- Backpackers Hostel K’s House – I can never say enough about how much I love K’s House. The hostel chain offers a level of quality and consistency that is extremely hard to find. A 5-10 minute walk from Kyoto Station is also a plus!
- Kyoto Hana Hostel – Another awesome chain of hostels that offers great service. You won’t be disappointed with the location and price!
- Kyoto Century Hotel – A four-star hotel just steps away from Kyoto Station. In terms of location and convenience, this place cannot be beaten. In addition, you’ll be close to great restaurants and department stores.
- Hyatt Regency Kyoto – After the Kyoto Century Hotel, there really aren’t too many options within walking distance of Kyoto station.

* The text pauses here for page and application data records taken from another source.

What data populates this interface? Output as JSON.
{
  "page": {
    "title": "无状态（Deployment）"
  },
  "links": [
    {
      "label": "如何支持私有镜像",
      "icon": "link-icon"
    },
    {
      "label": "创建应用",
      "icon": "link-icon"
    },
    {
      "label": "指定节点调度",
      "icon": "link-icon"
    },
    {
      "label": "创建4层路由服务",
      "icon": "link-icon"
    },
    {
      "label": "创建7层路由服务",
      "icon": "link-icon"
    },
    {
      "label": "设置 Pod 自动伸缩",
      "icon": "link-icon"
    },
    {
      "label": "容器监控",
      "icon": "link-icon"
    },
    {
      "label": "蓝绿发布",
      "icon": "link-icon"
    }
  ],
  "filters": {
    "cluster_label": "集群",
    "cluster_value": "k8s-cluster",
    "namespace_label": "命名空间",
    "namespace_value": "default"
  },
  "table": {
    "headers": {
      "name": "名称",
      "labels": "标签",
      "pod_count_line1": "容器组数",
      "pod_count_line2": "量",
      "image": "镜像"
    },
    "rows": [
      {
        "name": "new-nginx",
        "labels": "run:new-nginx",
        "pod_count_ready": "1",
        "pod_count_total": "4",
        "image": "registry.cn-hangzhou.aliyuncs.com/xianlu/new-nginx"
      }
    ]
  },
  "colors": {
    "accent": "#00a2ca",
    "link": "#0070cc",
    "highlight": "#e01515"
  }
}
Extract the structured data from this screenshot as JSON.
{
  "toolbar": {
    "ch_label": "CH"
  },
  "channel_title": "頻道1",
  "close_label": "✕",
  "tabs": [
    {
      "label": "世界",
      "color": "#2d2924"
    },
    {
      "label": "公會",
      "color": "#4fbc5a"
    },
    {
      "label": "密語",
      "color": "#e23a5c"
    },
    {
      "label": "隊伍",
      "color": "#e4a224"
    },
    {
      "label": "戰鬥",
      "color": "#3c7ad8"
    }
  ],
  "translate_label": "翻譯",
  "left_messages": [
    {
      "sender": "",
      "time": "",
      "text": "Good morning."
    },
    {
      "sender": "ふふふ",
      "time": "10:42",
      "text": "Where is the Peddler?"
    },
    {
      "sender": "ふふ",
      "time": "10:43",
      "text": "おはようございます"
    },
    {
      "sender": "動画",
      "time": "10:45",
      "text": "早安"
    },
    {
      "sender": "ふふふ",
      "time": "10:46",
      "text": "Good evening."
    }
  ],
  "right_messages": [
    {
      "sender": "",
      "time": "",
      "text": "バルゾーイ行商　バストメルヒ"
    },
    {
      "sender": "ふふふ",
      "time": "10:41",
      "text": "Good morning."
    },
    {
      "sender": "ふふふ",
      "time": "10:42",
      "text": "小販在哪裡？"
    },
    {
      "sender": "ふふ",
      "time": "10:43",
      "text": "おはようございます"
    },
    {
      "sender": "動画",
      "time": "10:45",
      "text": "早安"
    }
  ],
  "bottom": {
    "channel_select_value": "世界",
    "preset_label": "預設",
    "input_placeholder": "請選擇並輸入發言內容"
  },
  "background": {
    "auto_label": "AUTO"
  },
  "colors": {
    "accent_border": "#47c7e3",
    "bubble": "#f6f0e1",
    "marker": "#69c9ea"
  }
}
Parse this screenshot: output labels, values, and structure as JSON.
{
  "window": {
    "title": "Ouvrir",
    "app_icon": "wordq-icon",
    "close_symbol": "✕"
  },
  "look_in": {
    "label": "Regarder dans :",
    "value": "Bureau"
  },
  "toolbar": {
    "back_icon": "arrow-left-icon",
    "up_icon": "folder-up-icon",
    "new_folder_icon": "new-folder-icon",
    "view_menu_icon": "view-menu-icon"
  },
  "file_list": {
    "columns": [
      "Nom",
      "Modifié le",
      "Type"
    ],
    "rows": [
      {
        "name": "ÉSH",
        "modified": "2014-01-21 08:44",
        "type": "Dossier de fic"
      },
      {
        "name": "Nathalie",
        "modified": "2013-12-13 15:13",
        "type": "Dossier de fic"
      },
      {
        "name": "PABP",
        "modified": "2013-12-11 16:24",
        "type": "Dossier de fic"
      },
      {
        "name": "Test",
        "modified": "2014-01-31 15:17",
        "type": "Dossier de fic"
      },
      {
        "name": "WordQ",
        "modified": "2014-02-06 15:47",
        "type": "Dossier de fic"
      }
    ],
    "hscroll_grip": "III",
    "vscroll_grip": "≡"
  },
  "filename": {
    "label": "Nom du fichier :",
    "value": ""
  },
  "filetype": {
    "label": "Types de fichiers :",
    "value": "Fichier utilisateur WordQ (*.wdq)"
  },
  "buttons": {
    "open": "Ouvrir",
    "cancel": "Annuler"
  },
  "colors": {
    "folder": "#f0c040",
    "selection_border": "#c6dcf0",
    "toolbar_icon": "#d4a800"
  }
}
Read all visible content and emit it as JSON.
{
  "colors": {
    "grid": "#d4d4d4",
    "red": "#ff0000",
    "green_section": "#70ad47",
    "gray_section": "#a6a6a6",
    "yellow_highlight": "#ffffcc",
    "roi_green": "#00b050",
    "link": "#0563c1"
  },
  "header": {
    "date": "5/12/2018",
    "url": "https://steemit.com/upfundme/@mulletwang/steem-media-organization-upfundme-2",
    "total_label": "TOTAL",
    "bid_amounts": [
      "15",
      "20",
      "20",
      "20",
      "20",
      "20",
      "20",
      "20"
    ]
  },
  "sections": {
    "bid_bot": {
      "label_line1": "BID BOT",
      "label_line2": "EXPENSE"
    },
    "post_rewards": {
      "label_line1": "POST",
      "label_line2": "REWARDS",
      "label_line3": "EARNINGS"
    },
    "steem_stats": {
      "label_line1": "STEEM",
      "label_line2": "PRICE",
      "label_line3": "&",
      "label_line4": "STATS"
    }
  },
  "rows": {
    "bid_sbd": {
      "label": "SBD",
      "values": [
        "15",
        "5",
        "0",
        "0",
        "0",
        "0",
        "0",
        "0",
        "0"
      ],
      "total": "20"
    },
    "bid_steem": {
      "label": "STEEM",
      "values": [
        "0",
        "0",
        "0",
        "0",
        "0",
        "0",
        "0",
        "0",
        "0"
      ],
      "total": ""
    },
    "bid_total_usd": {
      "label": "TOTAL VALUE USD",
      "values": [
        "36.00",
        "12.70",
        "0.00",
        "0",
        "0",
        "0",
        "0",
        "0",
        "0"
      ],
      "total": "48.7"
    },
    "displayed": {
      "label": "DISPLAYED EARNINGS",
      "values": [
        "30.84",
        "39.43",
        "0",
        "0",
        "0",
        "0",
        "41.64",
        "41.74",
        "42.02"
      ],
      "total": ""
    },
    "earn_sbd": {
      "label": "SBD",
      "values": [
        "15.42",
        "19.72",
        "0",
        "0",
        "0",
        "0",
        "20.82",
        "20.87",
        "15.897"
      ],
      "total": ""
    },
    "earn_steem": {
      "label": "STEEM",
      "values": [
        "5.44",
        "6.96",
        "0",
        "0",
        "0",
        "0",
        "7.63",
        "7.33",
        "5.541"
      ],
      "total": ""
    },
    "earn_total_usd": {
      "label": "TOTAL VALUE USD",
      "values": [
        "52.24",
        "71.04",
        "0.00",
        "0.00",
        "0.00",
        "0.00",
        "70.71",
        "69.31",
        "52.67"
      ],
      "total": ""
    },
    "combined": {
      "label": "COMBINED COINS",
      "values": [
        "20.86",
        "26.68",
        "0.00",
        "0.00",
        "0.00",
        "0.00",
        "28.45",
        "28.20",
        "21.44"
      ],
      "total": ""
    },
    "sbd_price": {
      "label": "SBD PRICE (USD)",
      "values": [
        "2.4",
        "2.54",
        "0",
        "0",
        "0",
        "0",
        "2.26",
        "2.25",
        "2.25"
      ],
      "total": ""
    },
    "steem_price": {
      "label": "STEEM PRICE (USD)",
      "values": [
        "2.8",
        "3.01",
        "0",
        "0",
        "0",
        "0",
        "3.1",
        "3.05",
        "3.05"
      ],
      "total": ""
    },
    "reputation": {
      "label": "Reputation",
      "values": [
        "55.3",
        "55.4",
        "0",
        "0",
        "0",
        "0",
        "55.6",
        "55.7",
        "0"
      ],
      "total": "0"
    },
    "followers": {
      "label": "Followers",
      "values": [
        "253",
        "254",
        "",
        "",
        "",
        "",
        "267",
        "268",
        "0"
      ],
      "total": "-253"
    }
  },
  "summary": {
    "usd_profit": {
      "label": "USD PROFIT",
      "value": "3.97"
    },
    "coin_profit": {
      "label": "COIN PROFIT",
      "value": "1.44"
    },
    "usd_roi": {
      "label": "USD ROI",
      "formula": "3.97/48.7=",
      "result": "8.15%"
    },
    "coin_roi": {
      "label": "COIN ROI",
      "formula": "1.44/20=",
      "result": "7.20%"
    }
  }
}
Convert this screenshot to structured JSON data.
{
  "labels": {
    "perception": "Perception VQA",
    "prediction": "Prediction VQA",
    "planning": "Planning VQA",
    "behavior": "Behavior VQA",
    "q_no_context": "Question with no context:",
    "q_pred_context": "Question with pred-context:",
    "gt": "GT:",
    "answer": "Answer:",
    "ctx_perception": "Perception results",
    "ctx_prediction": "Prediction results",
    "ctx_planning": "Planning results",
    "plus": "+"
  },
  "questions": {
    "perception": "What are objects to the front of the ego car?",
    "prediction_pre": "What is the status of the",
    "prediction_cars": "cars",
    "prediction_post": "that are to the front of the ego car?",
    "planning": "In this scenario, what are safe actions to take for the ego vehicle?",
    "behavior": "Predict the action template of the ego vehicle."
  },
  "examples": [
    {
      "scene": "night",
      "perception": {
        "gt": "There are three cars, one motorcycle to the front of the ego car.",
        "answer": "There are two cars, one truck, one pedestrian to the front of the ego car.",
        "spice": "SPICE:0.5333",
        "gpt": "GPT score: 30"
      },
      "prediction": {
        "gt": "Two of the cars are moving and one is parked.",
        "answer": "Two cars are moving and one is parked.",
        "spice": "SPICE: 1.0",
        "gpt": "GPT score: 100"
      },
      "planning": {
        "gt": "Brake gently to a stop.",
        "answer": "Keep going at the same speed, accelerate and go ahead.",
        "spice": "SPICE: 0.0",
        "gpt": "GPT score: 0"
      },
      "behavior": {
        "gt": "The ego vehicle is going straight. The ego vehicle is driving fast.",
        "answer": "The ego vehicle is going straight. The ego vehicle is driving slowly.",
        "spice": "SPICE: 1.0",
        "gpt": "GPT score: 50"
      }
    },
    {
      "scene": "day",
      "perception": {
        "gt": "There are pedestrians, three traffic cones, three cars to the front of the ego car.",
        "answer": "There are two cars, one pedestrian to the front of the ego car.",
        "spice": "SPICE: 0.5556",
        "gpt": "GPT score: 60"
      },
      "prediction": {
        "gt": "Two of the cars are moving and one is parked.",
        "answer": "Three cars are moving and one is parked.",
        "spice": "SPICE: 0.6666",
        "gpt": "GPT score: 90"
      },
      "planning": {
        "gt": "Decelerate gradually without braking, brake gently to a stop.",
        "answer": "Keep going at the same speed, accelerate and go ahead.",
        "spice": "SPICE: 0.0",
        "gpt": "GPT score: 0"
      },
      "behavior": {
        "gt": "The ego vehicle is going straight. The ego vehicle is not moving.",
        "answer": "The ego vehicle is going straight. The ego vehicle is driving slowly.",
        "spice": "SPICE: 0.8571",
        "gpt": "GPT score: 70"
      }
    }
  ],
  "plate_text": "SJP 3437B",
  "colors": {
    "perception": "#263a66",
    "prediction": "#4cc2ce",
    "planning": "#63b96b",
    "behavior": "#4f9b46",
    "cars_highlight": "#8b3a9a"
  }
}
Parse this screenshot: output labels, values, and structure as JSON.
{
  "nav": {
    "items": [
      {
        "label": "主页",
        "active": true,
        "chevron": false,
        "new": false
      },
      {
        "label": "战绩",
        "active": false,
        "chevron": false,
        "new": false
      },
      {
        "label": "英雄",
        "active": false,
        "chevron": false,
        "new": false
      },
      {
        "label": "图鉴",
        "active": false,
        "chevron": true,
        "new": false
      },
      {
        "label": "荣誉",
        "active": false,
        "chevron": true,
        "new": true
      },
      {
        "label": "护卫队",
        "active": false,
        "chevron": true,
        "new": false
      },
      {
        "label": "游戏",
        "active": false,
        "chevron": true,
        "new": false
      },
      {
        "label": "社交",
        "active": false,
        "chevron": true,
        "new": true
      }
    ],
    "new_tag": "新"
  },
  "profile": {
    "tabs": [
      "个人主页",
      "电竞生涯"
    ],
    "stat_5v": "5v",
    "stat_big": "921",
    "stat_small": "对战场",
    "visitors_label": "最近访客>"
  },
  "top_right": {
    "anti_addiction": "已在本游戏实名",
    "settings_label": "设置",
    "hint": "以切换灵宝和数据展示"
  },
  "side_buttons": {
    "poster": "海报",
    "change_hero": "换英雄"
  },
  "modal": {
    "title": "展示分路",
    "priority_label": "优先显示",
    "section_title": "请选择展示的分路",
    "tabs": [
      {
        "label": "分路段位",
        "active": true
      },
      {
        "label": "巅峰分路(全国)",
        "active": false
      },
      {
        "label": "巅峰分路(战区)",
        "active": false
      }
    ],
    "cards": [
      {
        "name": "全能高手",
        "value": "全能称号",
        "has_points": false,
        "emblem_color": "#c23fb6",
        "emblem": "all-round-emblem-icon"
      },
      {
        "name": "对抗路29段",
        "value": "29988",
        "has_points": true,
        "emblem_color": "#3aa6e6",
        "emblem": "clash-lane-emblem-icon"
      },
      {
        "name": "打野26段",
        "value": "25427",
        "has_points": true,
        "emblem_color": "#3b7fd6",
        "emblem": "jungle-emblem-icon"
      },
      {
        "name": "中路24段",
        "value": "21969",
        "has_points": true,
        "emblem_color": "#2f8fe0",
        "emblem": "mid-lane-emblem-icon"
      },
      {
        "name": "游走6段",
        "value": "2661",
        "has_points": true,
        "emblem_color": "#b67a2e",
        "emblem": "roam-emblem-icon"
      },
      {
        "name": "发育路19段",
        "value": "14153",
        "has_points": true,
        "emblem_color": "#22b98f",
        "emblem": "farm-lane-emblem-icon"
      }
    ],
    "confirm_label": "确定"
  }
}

However, the Hyatt offers a close proximity to Shichijo Subway Station which allows easy access to attractions in Eastern Kyoto.
Click here for a full listing of Hotels in Kyoto
Great: March – May
Beginning in mid-March, temperatures start climbing towards comfortable levels and the probability of rain is fairly low. There is a large variation in temperature, but you can expect between 8-19°C during these transitionary months. Depending on weather conditions, March and April are when cherry blossoms start to paint certain areas a vibrant pink. It is generally a crapshoot and prices are high, but the beauty of cherry blossom season is unparalleled.
Great: September – October
Temperatures during September and October start to cool and the probability of rain lowers significantly. Tourists flock to Japan for a stunning display of fall colours that turn the countryside beautiful shades of red and orange. Don’t forget to book early because this is a popular time of year.
Okay: December – February
There’s nothing wrong with visiting Kyoto during the winter. In fact, many of the temples look even more beautiful covered with snow. An added bonus is you won’t generally have to deal with crowds and the hotels are cheaper!
Bad: June – August
Daily highs are in the 30’s and the humidity can get quite bad. In addition, the rainfall is almost double in comparison to the prime times of March and May. If you can brave these conditions, you’ll deal with fewer crowds than the cherry blossom and fall colour periods.